[Dataset items]
※ ※ ※

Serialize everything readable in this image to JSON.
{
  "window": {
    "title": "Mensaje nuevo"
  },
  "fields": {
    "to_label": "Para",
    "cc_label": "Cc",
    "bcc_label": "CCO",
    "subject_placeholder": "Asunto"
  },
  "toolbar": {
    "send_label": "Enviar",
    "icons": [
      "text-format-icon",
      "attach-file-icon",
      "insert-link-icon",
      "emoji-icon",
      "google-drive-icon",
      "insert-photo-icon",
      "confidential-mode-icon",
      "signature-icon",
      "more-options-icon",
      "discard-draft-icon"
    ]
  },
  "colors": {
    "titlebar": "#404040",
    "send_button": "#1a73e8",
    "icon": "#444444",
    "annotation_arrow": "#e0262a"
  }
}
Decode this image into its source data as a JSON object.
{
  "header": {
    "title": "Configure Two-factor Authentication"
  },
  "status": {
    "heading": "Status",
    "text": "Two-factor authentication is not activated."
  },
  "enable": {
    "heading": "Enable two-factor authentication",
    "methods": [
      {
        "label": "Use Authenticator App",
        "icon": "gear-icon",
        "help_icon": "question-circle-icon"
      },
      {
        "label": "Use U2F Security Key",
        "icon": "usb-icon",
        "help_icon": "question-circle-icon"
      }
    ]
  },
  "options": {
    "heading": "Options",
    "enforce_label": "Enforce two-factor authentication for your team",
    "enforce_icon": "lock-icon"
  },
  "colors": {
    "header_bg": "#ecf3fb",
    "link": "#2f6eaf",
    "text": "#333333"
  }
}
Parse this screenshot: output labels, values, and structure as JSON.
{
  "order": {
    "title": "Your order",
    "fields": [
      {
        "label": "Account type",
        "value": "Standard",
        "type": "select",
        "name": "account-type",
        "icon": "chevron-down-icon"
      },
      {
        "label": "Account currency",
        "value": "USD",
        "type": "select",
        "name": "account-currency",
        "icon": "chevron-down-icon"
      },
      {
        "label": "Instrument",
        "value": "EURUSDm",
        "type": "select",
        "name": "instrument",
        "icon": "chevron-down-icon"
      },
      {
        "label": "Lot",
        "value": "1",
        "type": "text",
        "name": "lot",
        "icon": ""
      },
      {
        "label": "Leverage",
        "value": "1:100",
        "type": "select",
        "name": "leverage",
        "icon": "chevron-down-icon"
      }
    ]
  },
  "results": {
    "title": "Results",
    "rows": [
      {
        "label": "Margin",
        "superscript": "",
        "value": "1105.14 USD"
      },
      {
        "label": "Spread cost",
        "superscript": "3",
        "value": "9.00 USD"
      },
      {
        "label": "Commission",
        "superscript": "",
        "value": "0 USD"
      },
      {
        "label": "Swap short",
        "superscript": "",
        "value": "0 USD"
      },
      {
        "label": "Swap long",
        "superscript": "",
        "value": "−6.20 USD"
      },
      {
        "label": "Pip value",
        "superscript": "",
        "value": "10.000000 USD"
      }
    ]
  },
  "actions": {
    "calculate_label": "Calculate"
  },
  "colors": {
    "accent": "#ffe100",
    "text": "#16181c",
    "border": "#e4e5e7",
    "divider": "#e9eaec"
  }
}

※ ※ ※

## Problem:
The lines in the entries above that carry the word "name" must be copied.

## Output of the exercise:
        "name": "account-type",
        "name": "account-currency",
        "name": "instrument",
        "name": "lot",
        "name": "leverage",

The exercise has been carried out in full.